around the World



Report of the lecture given by Roger Mitchell
on November 25th 2015





Georgian architecture has always been my favorite period of house design; I love the simple lines and symmetry of gracious buildings in squares and crescents.
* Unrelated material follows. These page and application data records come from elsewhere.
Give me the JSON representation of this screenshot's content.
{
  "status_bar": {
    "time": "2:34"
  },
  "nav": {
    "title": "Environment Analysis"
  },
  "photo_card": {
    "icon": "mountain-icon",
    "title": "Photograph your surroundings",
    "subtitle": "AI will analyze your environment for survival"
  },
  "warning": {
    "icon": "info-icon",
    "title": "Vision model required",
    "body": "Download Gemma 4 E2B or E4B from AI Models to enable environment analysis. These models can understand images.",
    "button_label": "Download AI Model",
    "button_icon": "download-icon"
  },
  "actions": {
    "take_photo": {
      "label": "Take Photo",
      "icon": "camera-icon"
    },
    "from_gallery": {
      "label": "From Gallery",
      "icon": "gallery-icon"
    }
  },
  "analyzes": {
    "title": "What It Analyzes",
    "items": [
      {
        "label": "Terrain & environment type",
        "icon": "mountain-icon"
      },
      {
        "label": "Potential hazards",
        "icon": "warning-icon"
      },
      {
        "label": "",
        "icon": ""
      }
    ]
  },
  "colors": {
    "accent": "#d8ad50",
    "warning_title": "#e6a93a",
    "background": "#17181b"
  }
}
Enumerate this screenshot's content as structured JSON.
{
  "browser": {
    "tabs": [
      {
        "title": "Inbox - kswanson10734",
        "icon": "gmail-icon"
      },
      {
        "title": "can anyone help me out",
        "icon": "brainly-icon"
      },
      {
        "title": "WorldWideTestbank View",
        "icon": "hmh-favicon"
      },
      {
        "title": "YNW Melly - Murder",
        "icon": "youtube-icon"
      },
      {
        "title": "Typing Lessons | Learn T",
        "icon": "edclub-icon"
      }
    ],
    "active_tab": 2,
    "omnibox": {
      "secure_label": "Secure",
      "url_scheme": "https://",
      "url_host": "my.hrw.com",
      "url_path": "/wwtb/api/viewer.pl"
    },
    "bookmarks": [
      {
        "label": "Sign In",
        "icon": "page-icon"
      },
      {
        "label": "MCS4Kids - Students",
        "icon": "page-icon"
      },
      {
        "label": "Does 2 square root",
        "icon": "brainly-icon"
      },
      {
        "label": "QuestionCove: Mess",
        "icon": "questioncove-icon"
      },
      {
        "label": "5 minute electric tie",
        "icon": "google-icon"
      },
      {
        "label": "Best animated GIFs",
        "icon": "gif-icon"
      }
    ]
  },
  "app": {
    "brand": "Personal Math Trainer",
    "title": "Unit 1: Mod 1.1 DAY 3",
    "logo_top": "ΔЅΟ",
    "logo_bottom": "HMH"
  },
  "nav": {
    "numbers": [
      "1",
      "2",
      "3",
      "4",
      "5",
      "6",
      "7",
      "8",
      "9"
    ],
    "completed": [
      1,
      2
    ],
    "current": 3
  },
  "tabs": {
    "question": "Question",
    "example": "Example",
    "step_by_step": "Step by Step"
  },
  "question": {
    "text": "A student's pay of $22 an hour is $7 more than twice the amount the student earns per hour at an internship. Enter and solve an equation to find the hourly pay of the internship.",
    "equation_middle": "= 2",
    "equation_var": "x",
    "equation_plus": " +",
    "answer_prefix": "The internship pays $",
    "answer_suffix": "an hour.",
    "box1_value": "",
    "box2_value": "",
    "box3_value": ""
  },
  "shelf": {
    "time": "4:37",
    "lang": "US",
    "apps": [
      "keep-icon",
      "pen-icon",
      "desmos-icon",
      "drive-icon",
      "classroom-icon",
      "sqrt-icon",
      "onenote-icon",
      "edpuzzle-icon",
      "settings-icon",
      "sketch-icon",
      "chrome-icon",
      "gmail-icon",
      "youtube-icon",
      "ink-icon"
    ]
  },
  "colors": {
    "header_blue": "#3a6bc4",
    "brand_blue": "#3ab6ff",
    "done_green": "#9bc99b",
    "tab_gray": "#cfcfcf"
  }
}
I had thought of Victorian design as heavy, over ornamented and pretentious.  How wrong I was!

Roger Mitchell, with consummate ease,  as befits a man who really knows his subject, took us around the world and showed us so many interesting and delightful properties combining many different styles and materials while making it absolutely fascinating with touches of humour and wit.

Victorian architectural design gave Britain the opportunity to carry ideas and, more importantly, building materials to places belonging to the British Empire in faraway lands that had no history of designer buildings and architectural style.  We exported iron, glass, tiles, architects, craftsmen and plans which were eagerly received in North America, Australasia, in fact, anywhere the map of the world was shaded “pink”.

The styles were eclectic, drawn from many sources e.g. Classical (Woolmers Tasmania Australia): Gothic (Ettington Park Warwickshire - I used to go dancing there on a Saturday night in my youth): Old English (Kingscote R.I. USA): Exotic (Le Roux Townhouse Oudtshoorn South Africa).

Queen Victoria’s own houses world wide were examples of these differing designs.  Osborne House was built to Prince Albert’s specifications and was the the favourite home of both Albert and Victoria and, in fact, they both died there.  Balmoral was remodelled by Albert in Gothic style and Sandringham was built by Victoria for the Prince of Wales after the death of Albert.  Government houses all over the British Empire reflected the glory and prestige of the “homeland” and houses were prefabricated and shipped abroad to be erected far from the land of their manufacture.

Building materials were scarce in the new colonies and Australia became the ancestral home of corrugated iron while in North America wood became the material of choice with cast and wrought iron used for strength and decoration.

The lecture was a lesson to me not to make assumptions without knowledge and I thank Roger for a most interesting and educational afternoon with a sprinkling of humour to add spice.  Thank you Roger.

Katrina McDonald


Related Links (open in new windows):

Victorian architecture (Wikipedia)
Victorian house (Wikipedia)
19th-Century Design Styles (V&A)
Le Roux Townhouse - further information